#75, Boerum Hill, Brooklyn
Doors like these are the architectural equivalent of that "when I am an old woman I shall wear purple" poem, your neighborhood's own equivalent of the old dear tottering around in a "red hat that doesn't go and doesn't suit me". On the one hand, you want to applaud the old broad for not giving a toss what the world thinks of her gobbling up samples in the shops and pressing the alarm bells at inappropriate times. On the other, you want to scream in her ear: "Stop pressing the alarm bells! Terrible shirts are not life's answer to sticking it to the youth-obsessed establishment! Sit down! You are making my eyes hurt!" So you may think similar thoughts as you pass your own neighborhood's "unique" door, sign, lawn ornament, or window decoration.

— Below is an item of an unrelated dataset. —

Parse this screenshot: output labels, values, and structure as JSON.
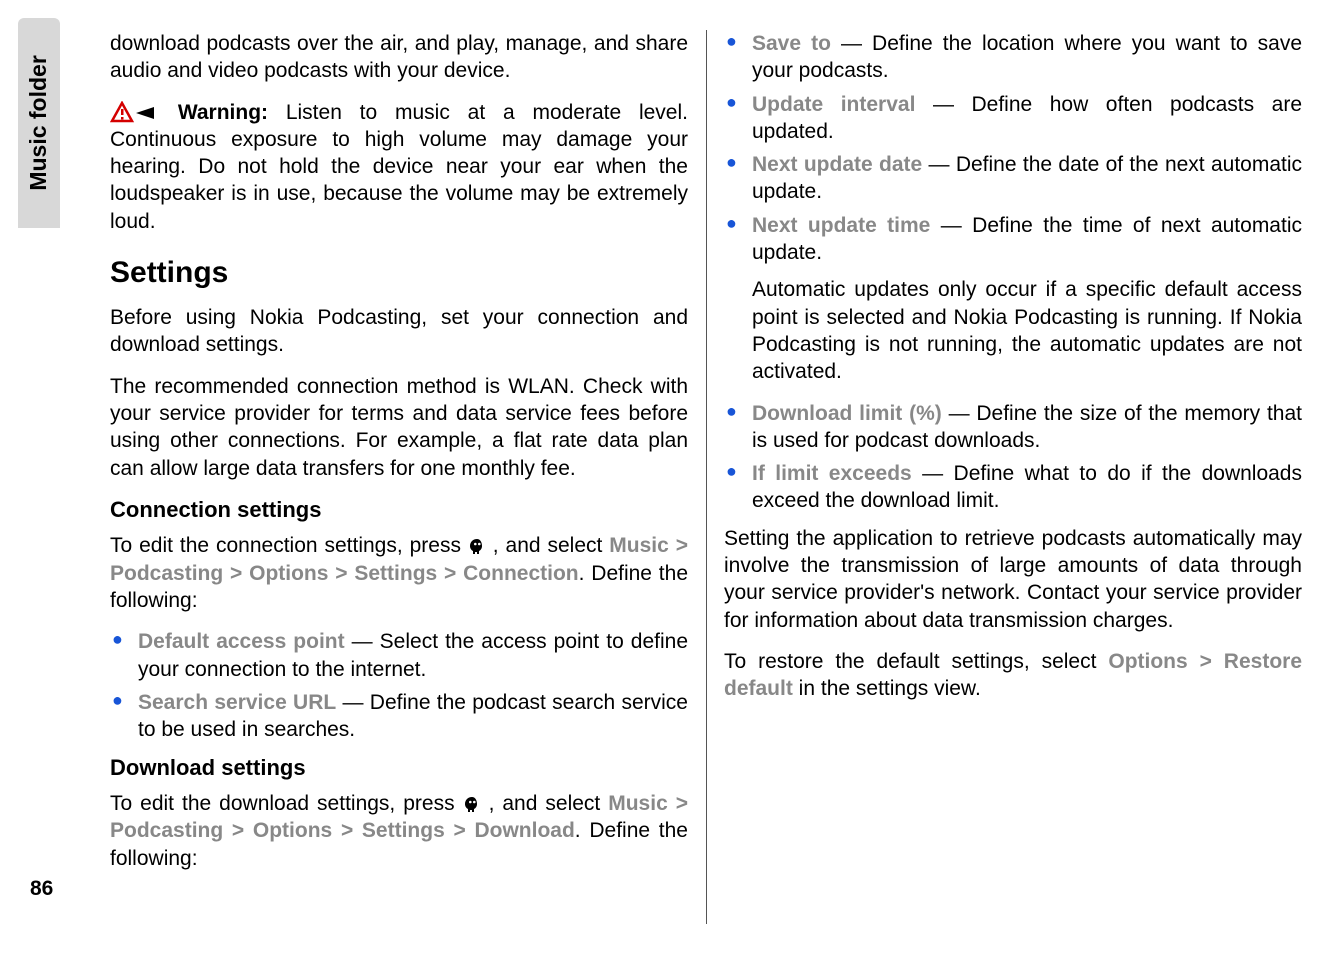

Lovable eyesores. Every neighborhood has them. I can think of dozens of these from my daily walk: the giant plush German shepherd dog in a window on Clinton Street, the bloated inflatable seasonal displays that decorate the apartment on Sackett Street, this duo of hue-screamers on Bond Street. Then you get, a few paces down, this more sedate, subdued, inexplicably dull chocolate-dipped 75C. It is as if the building had been firmly instructed to tone it down and the owner painted the remaining door the blandest shade imaginable:
Interestingly, it is often the eyesores that I remember most from my youth: that giant 50 near my doctor's office, my next door neighbor's 2-car garage decorated with "HIS" and "HERS" (the clincher was that - the store must have run out of "I"s - the "HIS" half of the garage was actually labeled "H1S". There was also a bright pink barn that was Klemm's nursery.
I'm curious to know: When you think about your own neighborhoods, past and present, what are the lovable eyesores you see? And do you mostly love them or despise them for daring to be, er, unique?